== Data provided ==
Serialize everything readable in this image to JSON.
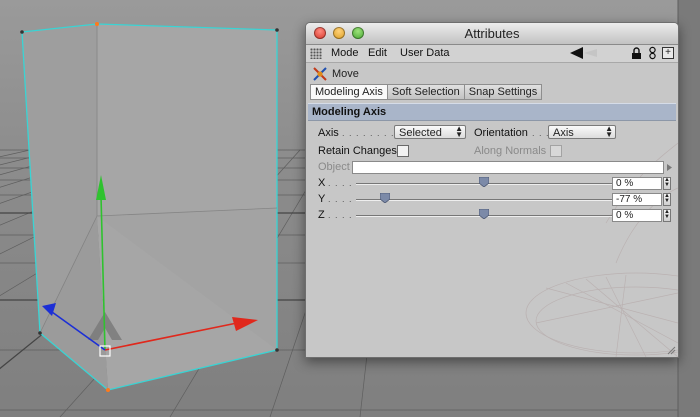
{
  "window": {
    "title": "Attributes",
    "menu": [
      "Mode",
      "Edit",
      "User Data"
    ]
  },
  "object": {
    "name": "Move",
    "icon": "move-tool-icon"
  },
  "tabs": [
    {
      "label": "Modeling Axis",
      "active": true
    },
    {
      "label": "Soft Selection",
      "active": false
    },
    {
      "label": "Snap Settings",
      "active": false
    }
  ],
  "section": {
    "title": "Modeling Axis"
  },
  "fields": {
    "axis": {
      "label": "Axis",
      "value": "Selected"
    },
    "orientation": {
      "label": "Orientation",
      "value": "Axis"
    },
    "retain_changes": {
      "label": "Retain Changes",
      "checked": false
    },
    "along_normals": {
      "label": "Along Normals",
      "checked": false,
      "enabled": false
    },
    "object": {
      "label": "Object",
      "value": ""
    }
  },
  "sliders": [
    {
      "label": "X",
      "value": "0 %",
      "fraction": 0.5
    },
    {
      "label": "Y",
      "value": "-77 %",
      "fraction": 0.115
    },
    {
      "label": "Z",
      "value": "0 %",
      "fraction": 0.5
    }
  ],
  "colors": {
    "section_header": "#a9b5c9",
    "selection_edges": "#39d4d4",
    "axis_x": "#e0281c",
    "axis_y": "#2fc22f",
    "axis_z": "#1c2fd6"
  },
  "icons": [
    "close-icon",
    "minimize-icon",
    "zoom-icon",
    "grip-icon",
    "nav-back-icon",
    "lock-icon",
    "link-icon",
    "add-icon",
    "move-tool-icon"
  ]
}
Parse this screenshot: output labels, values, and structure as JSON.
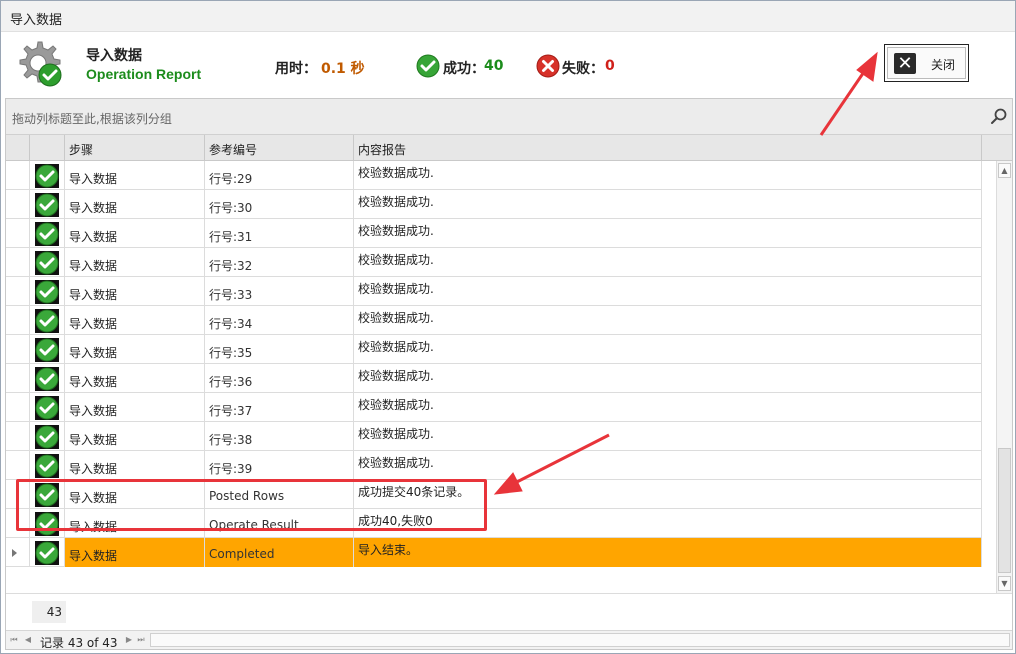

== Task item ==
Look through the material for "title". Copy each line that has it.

== Your solution ==
    "title": "Attributes",
    "title": "Modeling Axis"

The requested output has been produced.